At the neighbourhood level, we consider that local centres would be particularly at risk. The loss of local shops and services could precipitate their decline at a time when we are putting greater emphasis on the need for walkable neighbourhoods which provide a range of day-to-day needs in local centres.

The policy puts the premises of small businesses at risk of redevelopment, will impact the real diversification of the high street and could threaten the existence of E Use classes uses such as financial and legal services, health centres, GP surgeries, Post Offices, community centres and hubs, gyms, leisure facilities, education, co-working spaces, and life sciences and deter other innovations coming into town centres.

We have major concerns from our Industrial and commercial park members that Light industrial premises and the jobs and services they provide could be converted to residential, even though the locations could be far from the facilities and public transport residents need.

Financially, the proposed permitted development right reduces local authorities’ ability to raise funds to mitigate the impact of conversions due to loss of planning gain, yet increases the pressure on local services, such as schools and other social infrastructure. In a relatively short time, it could also make a significant dent in local authority finances as council tax generally results in a lower contribution to local authority finances than business rates for the same size property.

Conclusion

We therefore ask you to work with government to re-evaluate this policy. Our members and much of the busines community believe more support should be given to local authorities to develop their own renewal plans, under clear direction in national policy.

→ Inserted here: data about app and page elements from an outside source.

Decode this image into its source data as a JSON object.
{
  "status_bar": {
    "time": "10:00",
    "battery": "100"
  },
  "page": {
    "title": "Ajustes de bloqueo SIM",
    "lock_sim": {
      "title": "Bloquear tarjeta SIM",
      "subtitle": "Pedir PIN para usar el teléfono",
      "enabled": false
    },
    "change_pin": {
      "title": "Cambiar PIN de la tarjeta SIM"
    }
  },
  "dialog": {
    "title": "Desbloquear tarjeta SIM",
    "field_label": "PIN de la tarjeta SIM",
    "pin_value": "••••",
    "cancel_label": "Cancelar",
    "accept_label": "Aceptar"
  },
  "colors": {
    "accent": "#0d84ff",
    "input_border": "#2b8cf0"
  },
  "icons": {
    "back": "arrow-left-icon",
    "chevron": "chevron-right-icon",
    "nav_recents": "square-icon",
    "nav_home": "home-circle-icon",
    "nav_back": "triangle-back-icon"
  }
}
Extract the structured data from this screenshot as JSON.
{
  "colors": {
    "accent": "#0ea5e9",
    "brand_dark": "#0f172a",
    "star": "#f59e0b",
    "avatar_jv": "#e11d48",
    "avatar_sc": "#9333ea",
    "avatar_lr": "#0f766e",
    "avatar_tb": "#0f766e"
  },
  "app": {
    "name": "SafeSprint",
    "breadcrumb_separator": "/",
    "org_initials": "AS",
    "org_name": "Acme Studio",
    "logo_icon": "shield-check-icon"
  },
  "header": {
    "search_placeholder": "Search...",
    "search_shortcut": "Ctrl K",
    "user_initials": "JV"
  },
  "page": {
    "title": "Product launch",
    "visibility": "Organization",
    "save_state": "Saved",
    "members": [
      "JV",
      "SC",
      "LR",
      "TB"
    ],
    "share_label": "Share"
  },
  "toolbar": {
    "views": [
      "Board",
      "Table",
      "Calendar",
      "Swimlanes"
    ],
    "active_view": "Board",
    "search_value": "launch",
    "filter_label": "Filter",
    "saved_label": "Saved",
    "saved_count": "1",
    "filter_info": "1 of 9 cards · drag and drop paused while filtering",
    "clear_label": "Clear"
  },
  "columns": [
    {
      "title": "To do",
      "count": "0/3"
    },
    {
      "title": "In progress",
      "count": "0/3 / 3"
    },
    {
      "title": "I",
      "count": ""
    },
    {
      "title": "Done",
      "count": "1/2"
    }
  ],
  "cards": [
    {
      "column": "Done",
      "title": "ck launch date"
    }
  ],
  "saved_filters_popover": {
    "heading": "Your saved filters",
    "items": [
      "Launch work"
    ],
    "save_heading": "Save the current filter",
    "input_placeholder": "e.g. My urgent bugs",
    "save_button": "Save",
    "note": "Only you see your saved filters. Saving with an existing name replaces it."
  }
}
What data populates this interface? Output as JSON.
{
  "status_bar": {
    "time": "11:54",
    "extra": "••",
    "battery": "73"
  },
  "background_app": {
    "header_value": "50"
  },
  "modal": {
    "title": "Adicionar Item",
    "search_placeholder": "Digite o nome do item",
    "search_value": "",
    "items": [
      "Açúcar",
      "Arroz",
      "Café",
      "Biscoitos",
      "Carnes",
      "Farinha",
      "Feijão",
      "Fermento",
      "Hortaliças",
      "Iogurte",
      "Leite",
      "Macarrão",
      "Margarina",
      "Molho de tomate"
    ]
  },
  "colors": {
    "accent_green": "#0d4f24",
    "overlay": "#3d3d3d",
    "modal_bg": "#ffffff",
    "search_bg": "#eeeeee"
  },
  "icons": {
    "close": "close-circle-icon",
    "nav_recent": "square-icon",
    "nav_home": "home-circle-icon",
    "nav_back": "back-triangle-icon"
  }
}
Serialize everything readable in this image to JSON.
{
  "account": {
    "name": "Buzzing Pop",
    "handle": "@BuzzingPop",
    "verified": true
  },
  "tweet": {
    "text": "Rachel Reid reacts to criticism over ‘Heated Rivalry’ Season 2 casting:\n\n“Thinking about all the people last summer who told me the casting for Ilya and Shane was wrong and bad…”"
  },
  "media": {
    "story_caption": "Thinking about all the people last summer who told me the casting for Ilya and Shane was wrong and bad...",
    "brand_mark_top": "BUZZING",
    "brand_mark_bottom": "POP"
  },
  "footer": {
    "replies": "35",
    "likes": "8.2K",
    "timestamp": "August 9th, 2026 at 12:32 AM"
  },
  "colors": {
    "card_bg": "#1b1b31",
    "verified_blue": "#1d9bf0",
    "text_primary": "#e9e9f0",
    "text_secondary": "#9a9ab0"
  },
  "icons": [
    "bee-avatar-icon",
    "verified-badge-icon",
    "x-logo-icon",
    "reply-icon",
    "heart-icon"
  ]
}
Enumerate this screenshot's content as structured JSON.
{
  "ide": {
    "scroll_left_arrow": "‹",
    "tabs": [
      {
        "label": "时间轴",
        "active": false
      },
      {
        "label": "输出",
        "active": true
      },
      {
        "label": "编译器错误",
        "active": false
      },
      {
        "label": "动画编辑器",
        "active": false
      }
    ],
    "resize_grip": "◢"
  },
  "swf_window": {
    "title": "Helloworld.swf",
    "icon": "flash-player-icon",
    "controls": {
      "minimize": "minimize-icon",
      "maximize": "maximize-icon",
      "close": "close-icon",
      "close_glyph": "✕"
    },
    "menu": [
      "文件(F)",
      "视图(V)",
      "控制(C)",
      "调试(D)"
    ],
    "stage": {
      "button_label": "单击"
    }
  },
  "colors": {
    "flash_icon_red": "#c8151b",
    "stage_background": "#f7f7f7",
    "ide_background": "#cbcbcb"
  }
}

There is certainly the will and enthusiasm at a local level. What is often lacking is resource. 

 

April 2021